For a look at all of our photos from our Cotswolds Adventure, click on this link: https://www.facebook.com/media/set/set=a.10154548876146887.1073741940.593681886&type=1&l=f31c239235I
A full night’s sleep, what a luxury. Feeling so much more human now.
Downstairs in time for 7:45am breakfast and delighted to find homemade Greek yogurt, free range eggs and homemade marmalade. The food is really plentiful and very tasty.
The easy walk, which several of us have chosen, leaves at 10:00am, with Dave in the lead and I have offered my service as ‘back marker’ (sweep). So nice to relax and let someone else worry about the trail and direction, although I was accused of abandoning my duties once and galloping up front – oops. Not to worry, Dave was at the back so all was good.

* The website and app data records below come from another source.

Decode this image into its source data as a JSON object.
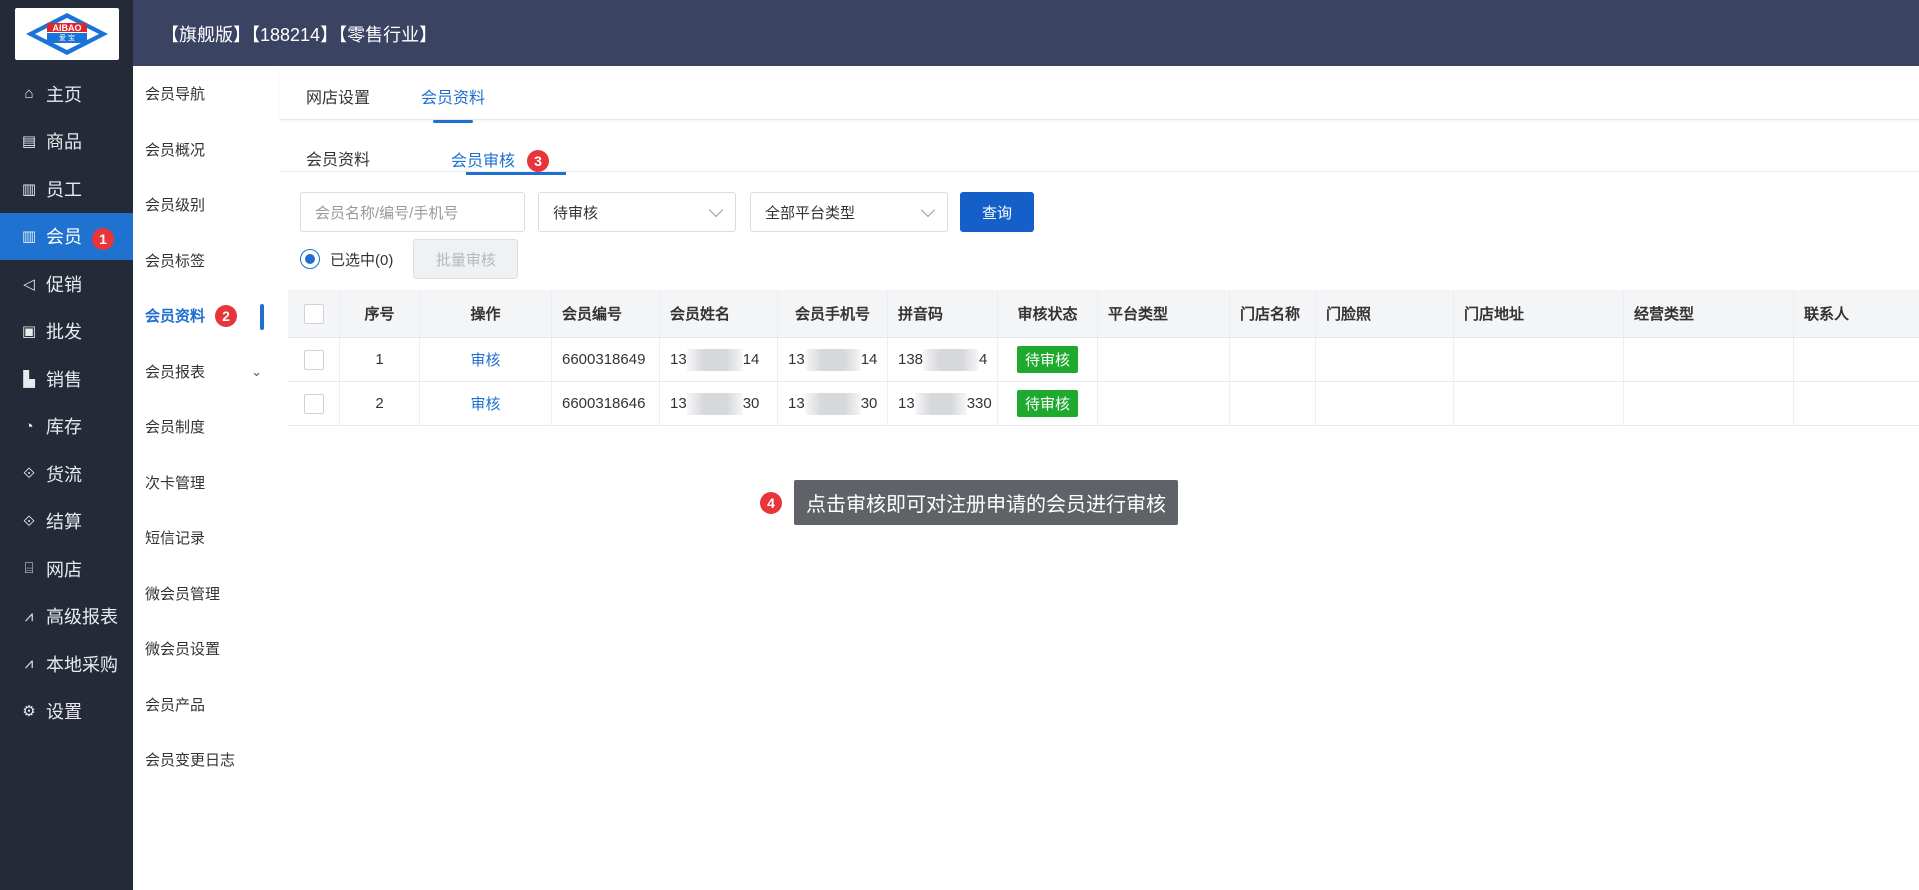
{
  "app": {
    "logo_text": "AIBAO",
    "logo_sub": "爱 宝",
    "header_title": "【旗舰版】【188214】【零售行业】"
  },
  "sidebar": {
    "items": [
      {
        "label": "主页",
        "icon": "home-icon",
        "glyph": "⌂"
      },
      {
        "label": "商品",
        "icon": "goods-icon",
        "glyph": "▤"
      },
      {
        "label": "员工",
        "icon": "staff-icon",
        "glyph": "▥"
      },
      {
        "label": "会员",
        "icon": "member-icon",
        "glyph": "▥"
      },
      {
        "label": "促销",
        "icon": "promo-icon",
        "glyph": "◁"
      },
      {
        "label": "批发",
        "icon": "wholesale-icon",
        "glyph": "▣"
      },
      {
        "label": "销售",
        "icon": "sales-icon",
        "glyph": "▙"
      },
      {
        "label": "库存",
        "icon": "stock-icon",
        "glyph": "◔"
      },
      {
        "label": "货流",
        "icon": "flow-icon",
        "glyph": "⟐"
      },
      {
        "label": "结算",
        "icon": "settle-icon",
        "glyph": "⟐"
      },
      {
        "label": "网店",
        "icon": "shop-icon",
        "glyph": "⌸"
      },
      {
        "label": "高级报表",
        "icon": "chart-icon",
        "glyph": "⩘"
      },
      {
        "label": "本地采购",
        "icon": "purchase-icon",
        "glyph": "⩘"
      },
      {
        "label": "设置",
        "icon": "settings-icon",
        "glyph": "⚙"
      }
    ],
    "active_badge": "1"
  },
  "submenu": {
    "items": [
      "会员导航",
      "会员概况",
      "会员级别",
      "会员标签",
      "会员资料",
      "会员报表",
      "会员制度",
      "次卡管理",
      "短信记录",
      "微会员管理",
      "微会员设置",
      "会员产品",
      "会员变更日志"
    ],
    "active_badge": "2"
  },
  "tabs_top": [
    "网店设置",
    "会员资料"
  ],
  "tabs_sub": {
    "items": [
      "会员资料",
      "会员审核"
    ],
    "badge": "3"
  },
  "filters": {
    "search_placeholder": "会员名称/编号/手机号",
    "status_value": "待审核",
    "platform_value": "全部平台类型",
    "query_label": "查询"
  },
  "selection": {
    "selected_label": "已选中(0)",
    "batch_label": "批量审核"
  },
  "table": {
    "headers": [
      "",
      "序号",
      "操作",
      "会员编号",
      "会员姓名",
      "会员手机号",
      "拼音码",
      "审核状态",
      "平台类型",
      "门店名称",
      "门脸照",
      "门店地址",
      "经营类型",
      "联系人"
    ],
    "rows": [
      {
        "index": "1",
        "action": "审核",
        "member_no": "6600318649",
        "name_a": "13",
        "name_b": "14",
        "phone_a": "13",
        "phone_b": "14",
        "pinyin_a": "138",
        "pinyin_b": "4",
        "status": "待审核"
      },
      {
        "index": "2",
        "action": "审核",
        "member_no": "6600318646",
        "name_a": "13",
        "name_b": "30",
        "phone_a": "13",
        "phone_b": "30",
        "pinyin_a": "13",
        "pinyin_b": "330",
        "status": "待审核"
      }
    ]
  },
  "tooltip": {
    "badge": "4",
    "text": "点击审核即可对注册申请的会员进行审核"
  },
  "colors": {
    "sidebar_bg": "#242a37",
    "topbar_bg": "#3b4363",
    "accent": "#1f6fd0",
    "badge_red": "#e8353a",
    "status_green": "#1faa2f"
  }
}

The walk was relatively easy and meandering, with minimal elevation. We went through many a field gate, a few stiles and saw countless sheep and horses. Our first stop was a village named Lower Slaughter. The word Slaughter refers to muddy, or boggy, so in actual fact it is Lower Muddy Bog or something similar.
The River Windrush was, at one time, the site of many woollen mills. The one in Lower Slaughter is now a quaint shop with a cute little tea house in the back serving freshly baked goodies and organic ice cream. Here we sit for awhile with a good cup of hot tea and nice conversation with the other walkers.
Off we go up to Upper Slaughter and the village’s church. Here we use the benches outside to sit while we have our yummy packed picnic lunch. A few hours later we arrive back in Bourton, a nice relaxing walk.
Some of us expected tea again at 4:00pm and went down to the lobby only to be told, tea is only served on arrival day, darn. Margie pipes up – why don’t we head to the pub instead. Now that’s a great idea!
The Duke of Wellington pub, built in the 1700s, was once a coach house with stables and is likely the oldest pub in this area. A glass of wine was very reasonable and so we all ordered one. Now if only if could manage to keep my hands down and keep the wine in the glass rather than on the table, it would be a good thing. This brought on gales of laughter from the ladies, as my expressive hand movement doesn’t bode will with drinking wine (ah well, keeps me from consuming too much 😄😄). This is becoming quite a theme, as I knocked over my glass last night and managed to spill some on Gillian, one of the walking guides. She has been giving me a hard time ever since.
Drinks consumed, we head back to Harrington House to join the rest of the group for pre dinner drinks and socialize. One of the fellows in our hiking group, ordered a beer, turned to us and, not missing a beat, asked our room number to charge his beer to. We all had a good chuckle and introduced ourselves. He said he goes by ‘Extra Grotty Alan’ – hmmmmm sounds suspect, but he seemed very likeable. Janet joined us and during the conversation of our respective days declared she could have ‘murdered a cup of tea’ (or dying for a cup of tea) during their walk. Apparently we had more leisure time than her group did.
Tomorrow’s walks explained, we were summoned to the dining room for dinner. The food is very good and plentiful, so I was very happy I ordered the half portion! We sat with new ladies tonight and conversation throughout the room was very lively.
Each evening we need to choose our sandwich for the next day’s picnic lunch and the meal for the next evening’s dinner. As each person came out of the dining room, full from dinner, we all waited in line to choose tomorrow’s dinner – hilarious!!
Now to choose tomorrow’s hike……….
‘Sept 5, 1897 on this spot, nothing happened’